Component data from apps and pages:
· · · · ·

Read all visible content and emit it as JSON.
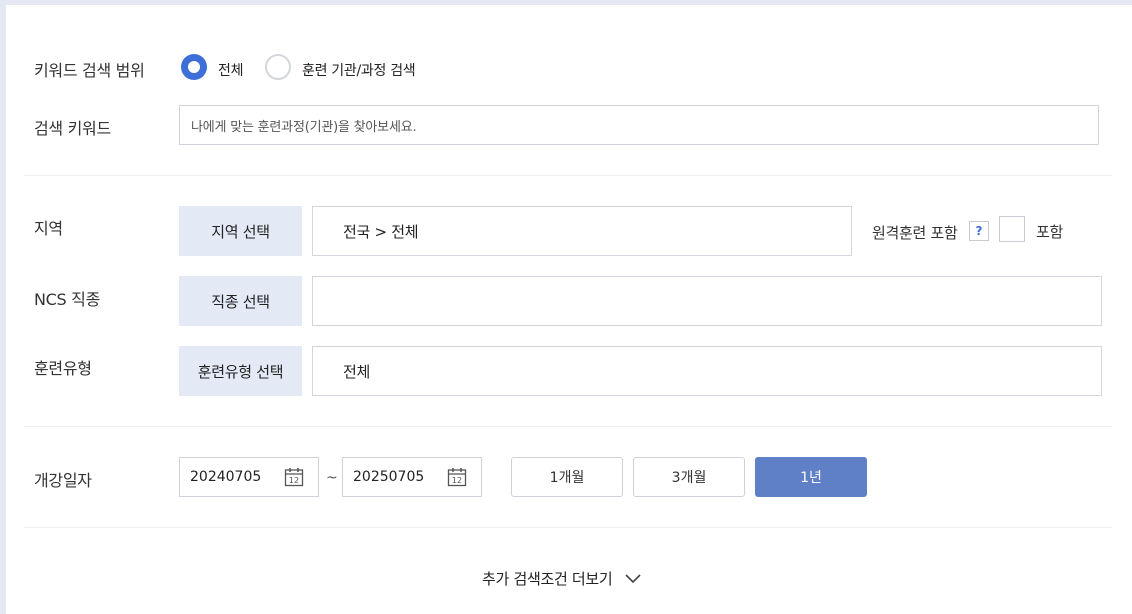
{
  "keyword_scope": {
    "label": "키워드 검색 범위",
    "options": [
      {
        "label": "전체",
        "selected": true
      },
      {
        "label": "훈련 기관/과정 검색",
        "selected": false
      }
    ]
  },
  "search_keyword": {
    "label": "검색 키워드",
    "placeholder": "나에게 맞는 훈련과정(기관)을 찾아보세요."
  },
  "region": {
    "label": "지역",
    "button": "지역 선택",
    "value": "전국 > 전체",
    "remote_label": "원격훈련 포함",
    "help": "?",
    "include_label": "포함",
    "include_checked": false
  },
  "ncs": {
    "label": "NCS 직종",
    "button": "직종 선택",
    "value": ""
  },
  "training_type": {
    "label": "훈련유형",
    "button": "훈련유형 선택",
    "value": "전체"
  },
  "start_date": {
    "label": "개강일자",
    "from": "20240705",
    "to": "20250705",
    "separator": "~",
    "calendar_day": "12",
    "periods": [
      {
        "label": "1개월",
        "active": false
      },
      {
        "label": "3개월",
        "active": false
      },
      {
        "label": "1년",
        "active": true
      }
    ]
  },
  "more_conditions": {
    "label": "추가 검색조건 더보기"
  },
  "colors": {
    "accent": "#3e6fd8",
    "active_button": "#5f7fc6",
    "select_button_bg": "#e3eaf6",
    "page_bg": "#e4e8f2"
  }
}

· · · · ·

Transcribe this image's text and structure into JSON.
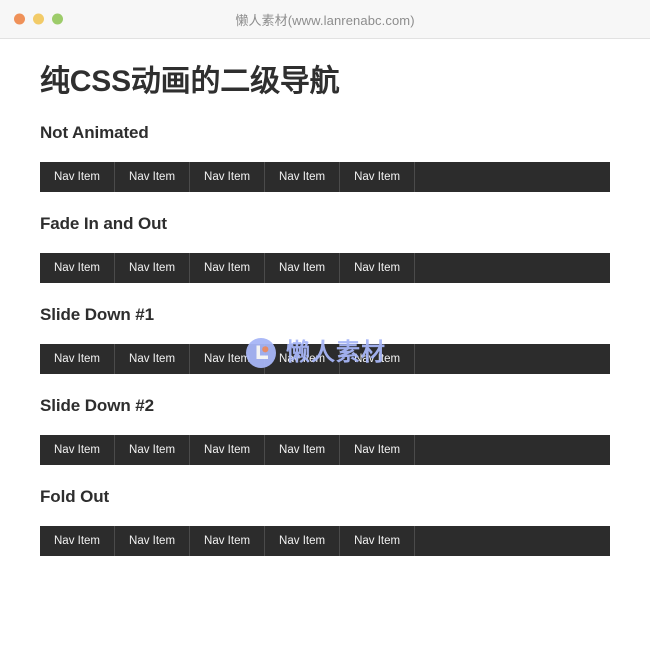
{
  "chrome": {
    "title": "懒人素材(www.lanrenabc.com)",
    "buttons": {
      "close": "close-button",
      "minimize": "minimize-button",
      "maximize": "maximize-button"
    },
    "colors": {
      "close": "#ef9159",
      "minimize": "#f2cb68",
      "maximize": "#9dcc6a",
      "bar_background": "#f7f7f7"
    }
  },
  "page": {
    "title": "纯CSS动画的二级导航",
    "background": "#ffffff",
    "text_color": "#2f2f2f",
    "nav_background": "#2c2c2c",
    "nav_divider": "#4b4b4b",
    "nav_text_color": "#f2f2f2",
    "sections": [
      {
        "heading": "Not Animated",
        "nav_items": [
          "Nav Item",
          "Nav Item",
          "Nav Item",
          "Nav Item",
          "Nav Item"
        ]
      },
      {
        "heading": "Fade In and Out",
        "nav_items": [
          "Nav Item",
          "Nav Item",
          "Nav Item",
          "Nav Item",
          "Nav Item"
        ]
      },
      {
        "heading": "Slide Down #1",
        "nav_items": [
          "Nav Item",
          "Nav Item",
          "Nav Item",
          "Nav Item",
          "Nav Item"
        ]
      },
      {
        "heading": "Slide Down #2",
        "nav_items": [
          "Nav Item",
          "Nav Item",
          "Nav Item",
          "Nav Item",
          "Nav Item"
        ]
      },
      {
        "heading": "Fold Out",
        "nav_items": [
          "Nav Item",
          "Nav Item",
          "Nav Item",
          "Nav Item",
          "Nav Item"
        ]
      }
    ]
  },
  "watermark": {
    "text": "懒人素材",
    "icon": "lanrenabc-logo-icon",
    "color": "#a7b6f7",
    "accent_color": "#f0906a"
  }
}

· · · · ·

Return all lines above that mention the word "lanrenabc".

PROBLEM SOLUTION:
    "title": "懒人素材(www.lanrenabc.com)",
    "icon": "lanrenabc-logo-icon",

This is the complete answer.